Mel Hall’s debut novel, The Little Boat on Trusting Lane, is a tender and thoughtful reflection on the power of community in the process of healing.
The Little Mother Earth Ship is an alternative healing centre based out of a houseboat aboard stilts in the middle of a scrapyard on Trusting Lane. Richard, who runs the centre and the Circle of IEWA (Invisible Exit Wounds Anonymous), is supposed to provide spiritual sustenance and healing to his visitors. But, the boat is starting to fall apart, the council keep sending warning letters, and he’s somewhat stuck in the past.
Meanwhile his assistants Finn and August are dealing with their own problems and Richard seems oblivious to them. Finn’s medical condition has her questioning her identity and her beliefs as she navigates both her sexuality and the often-combative ground between alternative and traditional medicine. Meanwhile, August struggles with her loneliness between the frequent absence of her boyfriend Tom and her inability to connect with Finn. The tensions between Richard’s team are exacerbated by the arrival of ‘aggressive healer’ Celestiaa Davinaa.
While the alternative healing aspect of this story is strong, and Hall captures the essence of the movement perfectly without necessarily endorsing or discouraging it, the underlying message throughout is how community aids in healing. It is Richard, Finn and August’s relationships with each other and the people around them that cause them the most anxiety and pain as they each struggle to find their place in the world and meaning in their lives. Ultimately, it will take them coming together and trying to understand one another to be able to move forward.

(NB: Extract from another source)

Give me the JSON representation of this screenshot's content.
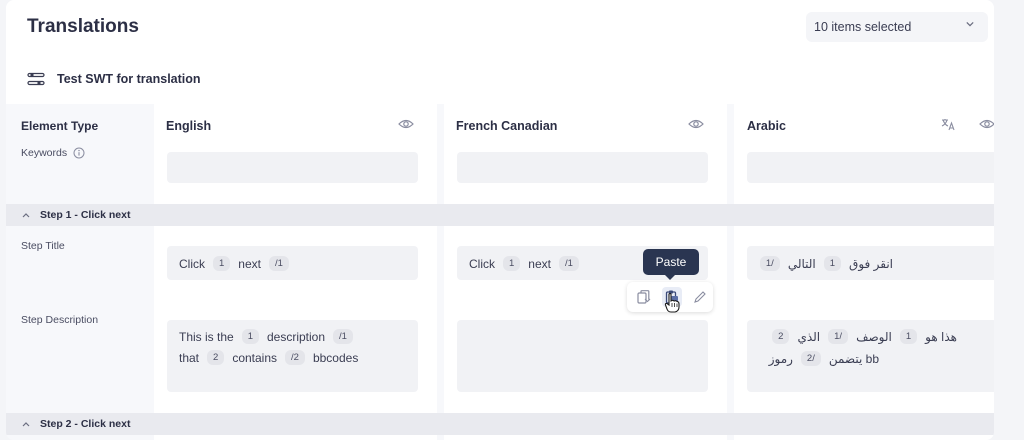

Hall’s writing is clever; her style is perfectly suited to bringing out the anxieties in each of her characters, all while simultaneously weaving humorous social commentary. One example of this is Finn’s ruminations on her beautiful co-workers at the organic shop. Finn compares herself to the “superhuman” women who don’t wear makeup, don’t “shave, wax or epilate their underarms”, and for whom the hairy armpit declares: “I accept my natural state which just happens to be ludicrously hot.”
Similarly, Hall manages to build up Richard’s insecurities with gentle digs at his local noticeboard posts with their errant capital letters, excessive exclamation marks and extended ellipses; the IEWA creed he created in an acrostic format; and his Divine and Dateless username @RICH_NOT_YET_IN_HEAVEN. In using such a method to build her characters, Hall effectively softens what might otherwise be an overwhelmingly uncomfortable experience of anxiety.
The story can feel a bit slow-moving at times. Some segments are dedicated to discussion between Richard and Celestiaa about alternative healing practice. These can be difficult to follow if, like me, you’re not familiar with alternative healing lingo and theory. And, despite Celestiaa being the catalyst for change, she’s not fully introduced to stir things up until halfway through the book.
However, each character is given space to breathe and develop at their own pace. They are flawed in relatable ways—Finn is that horrible housemate who never cleans, August is sometimes louder and more intrusive than she means to be, and Richard is self-absorbed and flaky—but they are all still loveable in their own way.
Hall has found the perfect combination of humour and compassion as she explores difficult concepts of chronic illness, mental health, sexuality and belonging. There is a gentleness to her writing which invites the skeptic reader to consider why people seek alternative methods of healing and what there is to gain from the feeling of spirituality and community. The Little Boat on Trusting Lane is a tender and non-judgemental investigation into our relationships with each other and our own bodies.